◆ Task requirements ◆
Check each line of the material below for the string "title", then report how many lines have it, and nothing else.

-------- The data --------

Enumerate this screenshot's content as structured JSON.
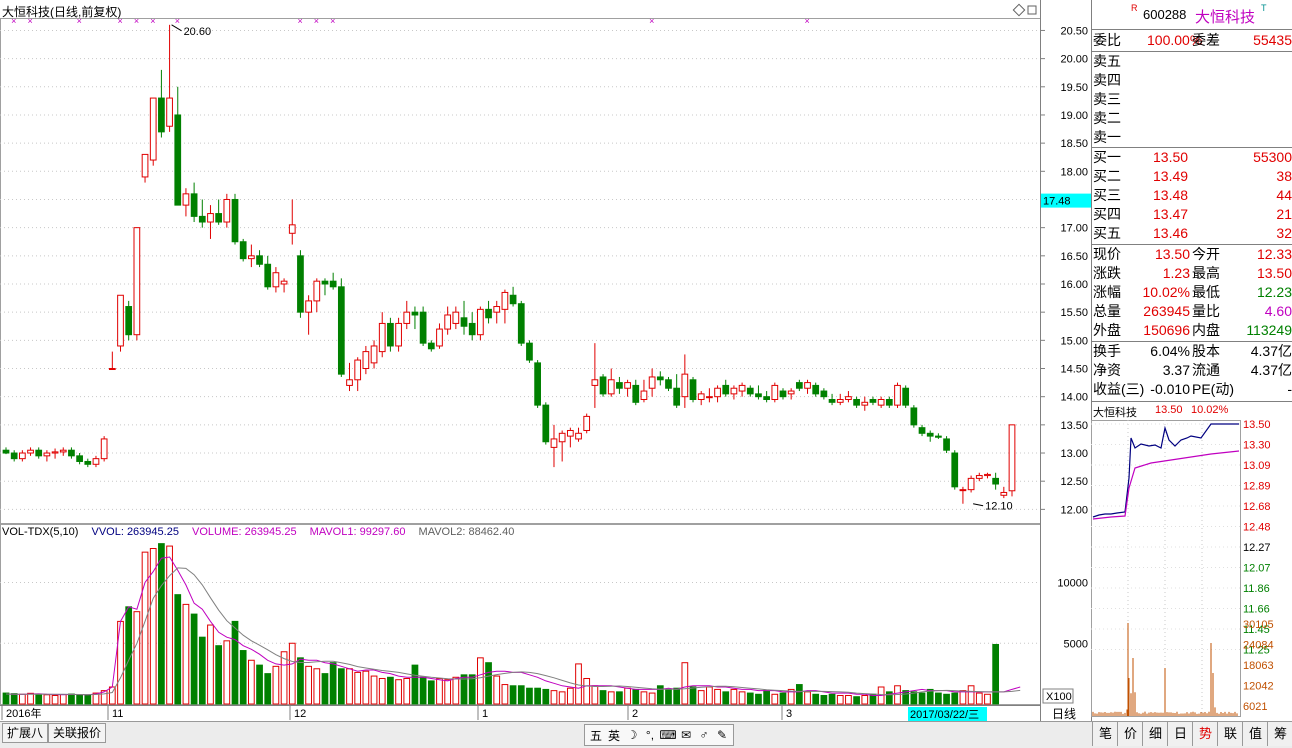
{
  "header": {
    "title": "大恒科技(日线,前复权)"
  },
  "price_axis": {
    "labels": [
      "20.50",
      "20.00",
      "19.50",
      "19.00",
      "18.50",
      "18.00",
      "17.50",
      "17.00",
      "16.50",
      "16.00",
      "15.50",
      "15.00",
      "14.50",
      "14.00",
      "13.50",
      "13.00",
      "12.50",
      "12.00"
    ],
    "current_marker": "17.48"
  },
  "annotations": {
    "high_label": "20.60",
    "low_label": "12.10"
  },
  "volume_axis": {
    "labels": [
      "10000",
      "5000"
    ],
    "unit": "X100"
  },
  "indicator": {
    "name": "VOL-TDX(5,10)",
    "vvol": "VVOL: 263945.25",
    "volume": "VOLUME: 263945.25",
    "mavol1": "MAVOL1: 99297.60",
    "mavol2": "MAVOL2: 88462.40"
  },
  "date_axis": {
    "labels": [
      "2016年",
      "11",
      "12",
      "1",
      "2",
      "3"
    ],
    "cursor_date": "2017/03/22/三",
    "period": "日线"
  },
  "colors": {
    "up": "#e00000",
    "down": "#008000",
    "ma1": "#c000c0",
    "ma2": "#808080"
  },
  "quote": {
    "code": "600288",
    "name": "大恒科技",
    "tag_r": "R",
    "tag_t": "T",
    "weibi_label": "委比",
    "weibi": "100.00%",
    "weicha_label": "委差",
    "weicha": "55435",
    "sells": [
      {
        "label": "卖五"
      },
      {
        "label": "卖四"
      },
      {
        "label": "卖三"
      },
      {
        "label": "卖二"
      },
      {
        "label": "卖一"
      }
    ],
    "buys": [
      {
        "label": "买一",
        "price": "13.50",
        "vol": "55300"
      },
      {
        "label": "买二",
        "price": "13.49",
        "vol": "38"
      },
      {
        "label": "买三",
        "price": "13.48",
        "vol": "44"
      },
      {
        "label": "买四",
        "price": "13.47",
        "vol": "21"
      },
      {
        "label": "买五",
        "price": "13.46",
        "vol": "32"
      }
    ],
    "stats": [
      {
        "l1": "现价",
        "v1": "13.50",
        "l2": "今开",
        "v2": "12.33",
        "c1": "red",
        "c2": "red"
      },
      {
        "l1": "涨跌",
        "v1": "1.23",
        "l2": "最高",
        "v2": "13.50",
        "c1": "red",
        "c2": "red"
      },
      {
        "l1": "涨幅",
        "v1": "10.02%",
        "l2": "最低",
        "v2": "12.23",
        "c1": "red",
        "c2": "green"
      },
      {
        "l1": "总量",
        "v1": "263945",
        "l2": "量比",
        "v2": "4.60",
        "c1": "red",
        "c2": "mag"
      },
      {
        "l1": "外盘",
        "v1": "150696",
        "l2": "内盘",
        "v2": "113249",
        "c1": "red",
        "c2": "green"
      }
    ],
    "stats2": [
      {
        "l1": "换手",
        "v1": "6.04%",
        "l2": "股本",
        "v2": "4.37亿"
      },
      {
        "l1": "净资",
        "v1": "3.37",
        "l2": "流通",
        "v2": "4.37亿"
      },
      {
        "l1": "收益(三)",
        "v1": "-0.010",
        "l2": "PE(动)",
        "v2": "-"
      }
    ]
  },
  "mini_chart": {
    "title": "大恒科技",
    "price": "13.50",
    "pct": "10.02%",
    "labels_up": [
      "13.50",
      "13.30",
      "13.09",
      "12.89",
      "12.68",
      "12.48"
    ],
    "label_mid": "12.27",
    "labels_down": [
      "12.07",
      "11.86",
      "11.66",
      "11.45",
      "11.25"
    ],
    "vol_labels": [
      "30105",
      "24084",
      "18063",
      "12042",
      "6021"
    ]
  },
  "bottom_tabs": [
    "扩展八",
    "关联报价"
  ],
  "right_tabs": [
    "笔",
    "价",
    "细",
    "日",
    "势",
    "联",
    "值",
    "筹"
  ],
  "ime": [
    "五",
    "英",
    "☽",
    "°,",
    "⌨",
    "✉",
    "♂",
    "✎"
  ],
  "chart_data": {
    "type": "candlestick",
    "title": "大恒科技(日线,前复权)",
    "ylim": [
      11.9,
      20.65
    ],
    "x_labels": [
      "2016年",
      "11",
      "12",
      "1",
      "2",
      "3"
    ],
    "candles": [
      [
        13.05,
        13.1,
        12.98,
        13.0
      ],
      [
        13.0,
        13.05,
        12.85,
        12.9
      ],
      [
        12.9,
        13.05,
        12.85,
        13.0
      ],
      [
        13.0,
        13.1,
        12.95,
        13.05
      ],
      [
        13.05,
        13.1,
        12.9,
        12.95
      ],
      [
        12.95,
        13.05,
        12.85,
        13.0
      ],
      [
        13.0,
        13.08,
        12.9,
        13.02
      ],
      [
        13.02,
        13.1,
        12.95,
        13.05
      ],
      [
        13.05,
        13.1,
        12.9,
        12.95
      ],
      [
        12.95,
        13.0,
        12.8,
        12.85
      ],
      [
        12.85,
        12.9,
        12.75,
        12.8
      ],
      [
        12.8,
        12.95,
        12.75,
        12.9
      ],
      [
        12.9,
        13.3,
        12.85,
        13.25
      ],
      [
        14.5,
        14.8,
        14.5,
        14.5
      ],
      [
        14.9,
        15.8,
        14.8,
        15.8
      ],
      [
        15.6,
        15.7,
        15.0,
        15.1
      ],
      [
        15.1,
        17.0,
        15.0,
        17.0
      ],
      [
        17.9,
        18.3,
        17.8,
        18.3
      ],
      [
        18.2,
        19.3,
        18.1,
        19.3
      ],
      [
        19.3,
        19.8,
        18.6,
        18.7
      ],
      [
        18.8,
        20.6,
        18.7,
        19.3
      ],
      [
        19.0,
        19.5,
        17.4,
        17.4
      ],
      [
        17.4,
        17.7,
        17.2,
        17.6
      ],
      [
        17.6,
        17.8,
        17.1,
        17.2
      ],
      [
        17.2,
        17.5,
        17.0,
        17.1
      ],
      [
        17.1,
        17.4,
        16.8,
        17.25
      ],
      [
        17.25,
        17.5,
        17.05,
        17.1
      ],
      [
        17.1,
        17.6,
        17.0,
        17.5
      ],
      [
        17.5,
        17.6,
        16.7,
        16.75
      ],
      [
        16.75,
        16.8,
        16.4,
        16.45
      ],
      [
        16.45,
        16.7,
        16.3,
        16.5
      ],
      [
        16.5,
        16.6,
        16.3,
        16.35
      ],
      [
        16.35,
        16.5,
        15.9,
        15.95
      ],
      [
        15.95,
        16.3,
        15.85,
        16.2
      ],
      [
        16.0,
        16.1,
        15.85,
        16.05
      ],
      [
        16.9,
        17.5,
        16.7,
        17.05
      ],
      [
        16.5,
        16.6,
        15.4,
        15.5
      ],
      [
        15.5,
        15.8,
        15.1,
        15.7
      ],
      [
        15.7,
        16.1,
        15.5,
        16.05
      ],
      [
        16.05,
        16.1,
        15.8,
        16.0
      ],
      [
        16.05,
        16.2,
        15.9,
        15.95
      ],
      [
        15.95,
        16.1,
        14.35,
        14.4
      ],
      [
        14.2,
        14.6,
        14.1,
        14.3
      ],
      [
        14.3,
        14.7,
        14.1,
        14.65
      ],
      [
        14.5,
        14.9,
        14.4,
        14.8
      ],
      [
        14.6,
        15.0,
        14.5,
        14.9
      ],
      [
        14.8,
        15.5,
        14.7,
        15.3
      ],
      [
        15.3,
        15.4,
        14.8,
        14.9
      ],
      [
        14.9,
        15.4,
        14.8,
        15.3
      ],
      [
        15.3,
        15.7,
        15.2,
        15.5
      ],
      [
        15.5,
        15.6,
        15.2,
        15.45
      ],
      [
        15.5,
        15.6,
        14.9,
        14.95
      ],
      [
        14.95,
        15.0,
        14.8,
        14.85
      ],
      [
        14.9,
        15.3,
        14.85,
        15.2
      ],
      [
        15.2,
        15.6,
        15.1,
        15.45
      ],
      [
        15.3,
        15.6,
        15.2,
        15.5
      ],
      [
        15.4,
        15.7,
        15.1,
        15.25
      ],
      [
        15.3,
        15.5,
        15.0,
        15.1
      ],
      [
        15.1,
        15.6,
        15.0,
        15.55
      ],
      [
        15.55,
        15.7,
        15.3,
        15.4
      ],
      [
        15.5,
        15.7,
        15.3,
        15.6
      ],
      [
        15.55,
        15.9,
        15.3,
        15.85
      ],
      [
        15.8,
        15.95,
        15.6,
        15.65
      ],
      [
        15.65,
        15.7,
        14.9,
        14.95
      ],
      [
        14.95,
        15.0,
        14.6,
        14.65
      ],
      [
        14.6,
        14.65,
        13.8,
        13.85
      ],
      [
        13.85,
        13.9,
        13.15,
        13.2
      ],
      [
        13.1,
        13.5,
        12.75,
        13.25
      ],
      [
        13.2,
        13.4,
        12.85,
        13.35
      ],
      [
        13.3,
        13.45,
        13.1,
        13.4
      ],
      [
        13.25,
        13.45,
        13.2,
        13.35
      ],
      [
        13.4,
        13.7,
        13.35,
        13.65
      ],
      [
        14.2,
        14.95,
        13.8,
        14.3
      ],
      [
        14.35,
        14.4,
        14.0,
        14.05
      ],
      [
        14.05,
        14.5,
        14.0,
        14.3
      ],
      [
        14.25,
        14.35,
        14.05,
        14.15
      ],
      [
        14.15,
        14.3,
        14.0,
        14.25
      ],
      [
        14.2,
        14.3,
        13.85,
        13.9
      ],
      [
        13.95,
        14.3,
        13.9,
        14.1
      ],
      [
        14.15,
        14.5,
        14.0,
        14.35
      ],
      [
        14.35,
        14.45,
        14.2,
        14.3
      ],
      [
        14.3,
        14.35,
        14.1,
        14.15
      ],
      [
        14.15,
        14.4,
        13.8,
        13.85
      ],
      [
        14.0,
        14.75,
        13.8,
        14.4
      ],
      [
        14.3,
        14.35,
        13.9,
        13.95
      ],
      [
        13.95,
        14.1,
        13.85,
        14.05
      ],
      [
        14.0,
        14.15,
        13.9,
        14.0
      ],
      [
        14.0,
        14.2,
        13.9,
        14.15
      ],
      [
        14.2,
        14.3,
        14.0,
        14.05
      ],
      [
        14.05,
        14.2,
        13.95,
        14.15
      ],
      [
        14.1,
        14.25,
        14.0,
        14.2
      ],
      [
        14.15,
        14.2,
        14.0,
        14.05
      ],
      [
        14.05,
        14.2,
        13.95,
        14.0
      ],
      [
        14.0,
        14.1,
        13.9,
        13.95
      ],
      [
        13.95,
        14.25,
        13.9,
        14.2
      ],
      [
        14.1,
        14.15,
        13.95,
        14.0
      ],
      [
        14.05,
        14.15,
        13.95,
        14.1
      ],
      [
        14.25,
        14.3,
        14.1,
        14.15
      ],
      [
        14.15,
        14.3,
        14.05,
        14.25
      ],
      [
        14.2,
        14.25,
        14.0,
        14.05
      ],
      [
        14.1,
        14.15,
        13.95,
        14.0
      ],
      [
        13.95,
        14.05,
        13.85,
        13.9
      ],
      [
        13.9,
        14.05,
        13.85,
        13.95
      ],
      [
        13.95,
        14.1,
        13.9,
        14.0
      ],
      [
        13.95,
        14.0,
        13.8,
        13.85
      ],
      [
        13.85,
        14.0,
        13.75,
        13.9
      ],
      [
        13.95,
        14.0,
        13.85,
        13.9
      ],
      [
        13.85,
        14.0,
        13.8,
        13.95
      ],
      [
        13.95,
        14.0,
        13.8,
        13.85
      ],
      [
        13.85,
        14.25,
        13.8,
        14.2
      ],
      [
        14.15,
        14.2,
        13.8,
        13.85
      ],
      [
        13.8,
        13.85,
        13.45,
        13.5
      ],
      [
        13.45,
        13.5,
        13.3,
        13.35
      ],
      [
        13.35,
        13.4,
        13.2,
        13.3
      ],
      [
        13.3,
        13.35,
        13.25,
        13.28
      ],
      [
        13.25,
        13.3,
        13.0,
        13.05
      ],
      [
        13.0,
        13.05,
        12.35,
        12.4
      ],
      [
        12.35,
        12.4,
        12.1,
        12.35
      ],
      [
        12.35,
        12.6,
        12.3,
        12.55
      ],
      [
        12.55,
        12.65,
        12.5,
        12.6
      ],
      [
        12.6,
        12.65,
        12.55,
        12.62
      ],
      [
        12.55,
        12.65,
        12.35,
        12.45
      ],
      [
        12.25,
        12.4,
        12.2,
        12.3
      ],
      [
        12.33,
        13.5,
        12.23,
        13.5
      ]
    ],
    "volumes": [
      900,
      850,
      800,
      880,
      820,
      760,
      700,
      780,
      820,
      740,
      700,
      900,
      1100,
      1400,
      6800,
      8000,
      7600,
      12500,
      12800,
      13200,
      13000,
      9000,
      8200,
      7400,
      5500,
      6500,
      4800,
      5200,
      6800,
      4400,
      3600,
      3200,
      2500,
      3100,
      4300,
      5000,
      3800,
      3100,
      2900,
      2500,
      3400,
      2900,
      2900,
      2600,
      2700,
      2300,
      2100,
      2200,
      2000,
      2100,
      3200,
      2200,
      1900,
      2100,
      2000,
      2200,
      2400,
      2400,
      3800,
      3400,
      2300,
      1600,
      1500,
      1500,
      1300,
      1300,
      1200,
      1100,
      1000,
      1300,
      3300,
      2100,
      1500,
      1100,
      1000,
      1000,
      1300,
      1200,
      1000,
      900,
      1500,
      1200,
      1300,
      3400,
      1400,
      1100,
      1400,
      1200,
      1000,
      1200,
      1000,
      900,
      800,
      1100,
      800,
      900,
      1200,
      1600,
      1000,
      800,
      700,
      800,
      700,
      700,
      600,
      700,
      800,
      1400,
      1000,
      1500,
      1100,
      1000,
      900,
      1200,
      900,
      800,
      900,
      1100,
      1500,
      900,
      800,
      4900
    ],
    "mavol1": [
      820,
      800,
      790,
      820,
      840,
      800,
      780,
      760,
      790,
      770,
      760,
      820,
      1000,
      1400,
      6800,
      8000,
      7800,
      10000,
      10900,
      12000,
      12100,
      11000,
      9800,
      8300,
      7800,
      6800,
      5900,
      5500,
      5300,
      4800,
      4500,
      4100,
      3600,
      3300,
      3200,
      3300,
      3700,
      3600,
      3600,
      3400,
      3300,
      3100,
      2900,
      2700,
      2800,
      2800,
      2600,
      2500,
      2300,
      2200,
      2200,
      2200,
      2100,
      2000,
      1900,
      2100,
      2200,
      2200,
      2400,
      2600,
      2700,
      2700,
      2600,
      2600,
      2400,
      2200,
      1900,
      1700,
      1500,
      1400,
      1300,
      1500,
      1500,
      1500,
      1500,
      1400,
      1300,
      1200,
      1200,
      1200,
      1200,
      1300,
      1200,
      1400,
      1500,
      1500,
      1500,
      1400,
      1400,
      1300,
      1200,
      1200,
      1100,
      1100,
      1100,
      1000,
      1000,
      1000,
      1100,
      1100,
      1000,
      900,
      900,
      900,
      800,
      800,
      700,
      700,
      800,
      900,
      1000,
      1100,
      1200,
      1100,
      1100,
      1100,
      1000,
      1000,
      1000,
      1000,
      1000,
      1000,
      1000,
      1200,
      1400
    ]
  }
}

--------

◆ Answer for the task ◆
3